(Dataset)
════════════════

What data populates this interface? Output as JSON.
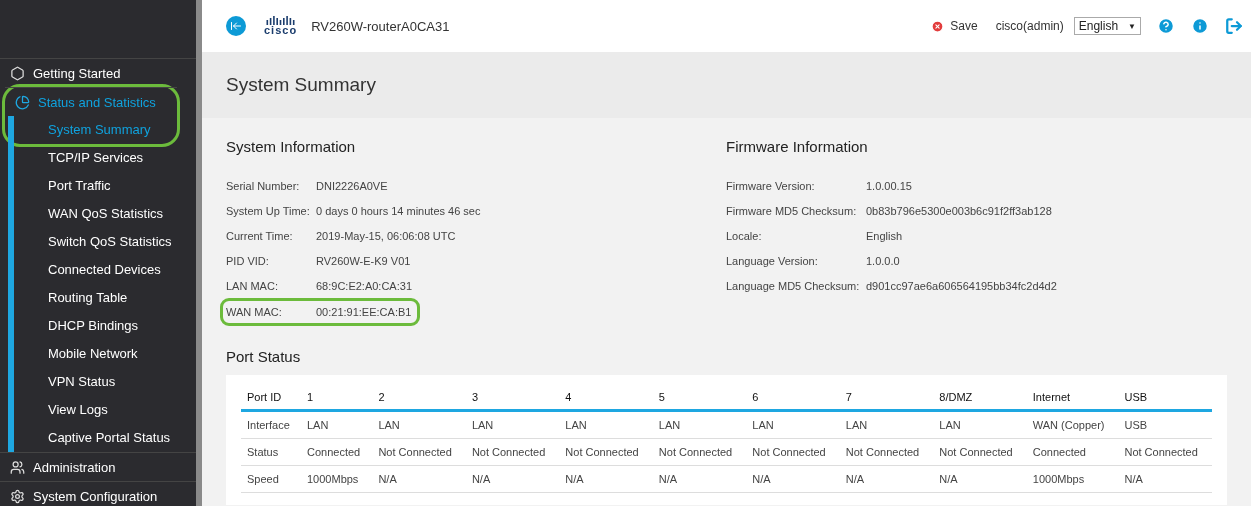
{
  "header": {
    "logo_text": "cisco",
    "device_name": "RV260W-routerA0CA31",
    "save": "Save",
    "user": "cisco(admin)",
    "language": "English",
    "language_caret": "▼"
  },
  "sidebar": {
    "items": [
      {
        "label": "Getting Started",
        "expanded": false,
        "highlighted": false
      },
      {
        "label": "Status and Statistics",
        "expanded": true,
        "highlighted": true,
        "children": [
          {
            "label": "System Summary",
            "selected": true
          },
          {
            "label": "TCP/IP Services",
            "selected": false
          },
          {
            "label": "Port Traffic",
            "selected": false
          },
          {
            "label": "WAN QoS Statistics",
            "selected": false
          },
          {
            "label": "Switch QoS Statistics",
            "selected": false
          },
          {
            "label": "Connected Devices",
            "selected": false
          },
          {
            "label": "Routing Table",
            "selected": false
          },
          {
            "label": "DHCP Bindings",
            "selected": false
          },
          {
            "label": "Mobile Network",
            "selected": false
          },
          {
            "label": "VPN Status",
            "selected": false
          },
          {
            "label": "View Logs",
            "selected": false
          },
          {
            "label": "Captive Portal Status",
            "selected": false
          }
        ]
      },
      {
        "label": "Administration",
        "expanded": false,
        "highlighted": false
      },
      {
        "label": "System Configuration",
        "expanded": false,
        "highlighted": false
      }
    ]
  },
  "page_title": "System Summary",
  "system_information": {
    "title": "System Information",
    "rows": [
      {
        "label": "Serial Number:",
        "value": "DNI2226A0VE",
        "highlighted": false
      },
      {
        "label": "System Up Time:",
        "value": "0 days 0 hours 14 minutes 46 sec",
        "highlighted": false
      },
      {
        "label": "Current Time:",
        "value": "2019-May-15, 06:06:08 UTC",
        "highlighted": false
      },
      {
        "label": "PID VID:",
        "value": "RV260W-E-K9 V01",
        "highlighted": false
      },
      {
        "label": "LAN MAC:",
        "value": "68:9C:E2:A0:CA:31",
        "highlighted": false
      },
      {
        "label": "WAN MAC:",
        "value": "00:21:91:EE:CA:B1",
        "highlighted": true
      }
    ]
  },
  "firmware_information": {
    "title": "Firmware Information",
    "rows": [
      {
        "label": "Firmware Version:",
        "value": "1.0.00.15"
      },
      {
        "label": "Firmware MD5 Checksum:",
        "value": "0b83b796e5300e003b6c91f2ff3ab128"
      },
      {
        "label": "Locale:",
        "value": "English"
      },
      {
        "label": "Language Version:",
        "value": "1.0.0.0"
      },
      {
        "label": "Language MD5 Checksum:",
        "value": "d901cc97ae6a606564195bb34fc2d4d2"
      }
    ]
  },
  "port_status": {
    "title": "Port Status",
    "columns": [
      "Port ID",
      "1",
      "2",
      "3",
      "4",
      "5",
      "6",
      "7",
      "8/DMZ",
      "Internet",
      "USB"
    ],
    "rows": [
      [
        "Interface",
        "LAN",
        "LAN",
        "LAN",
        "LAN",
        "LAN",
        "LAN",
        "LAN",
        "LAN",
        "WAN (Copper)",
        "USB"
      ],
      [
        "Status",
        "Connected",
        "Not Connected",
        "Not Connected",
        "Not Connected",
        "Not Connected",
        "Not Connected",
        "Not Connected",
        "Not Connected",
        "Connected",
        "Not Connected"
      ],
      [
        "Speed",
        "1000Mbps",
        "N/A",
        "N/A",
        "N/A",
        "N/A",
        "N/A",
        "N/A",
        "N/A",
        "1000Mbps",
        "N/A"
      ]
    ]
  }
}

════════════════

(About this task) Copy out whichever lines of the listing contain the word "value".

(Answer below)
        "value": "DNI2226A0VE",
        "value": "0 days 0 hours 14 minutes 46 sec",
        "value": "2019-May-15, 06:06:08 UTC",
        "value": "RV260W-E-K9 V01",
        "value": "68:9C:E2:A0:CA:31",
        "value": "00:21:91:EE:CA:B1",
        "value": "1.0.00.15"
        "value": "0b83b796e5300e003b6c91f2ff3ab128"
        "value": "English"
        "value": "1.0.0.0"
        "value": "d901cc97ae6a606564195bb34fc2d4d2"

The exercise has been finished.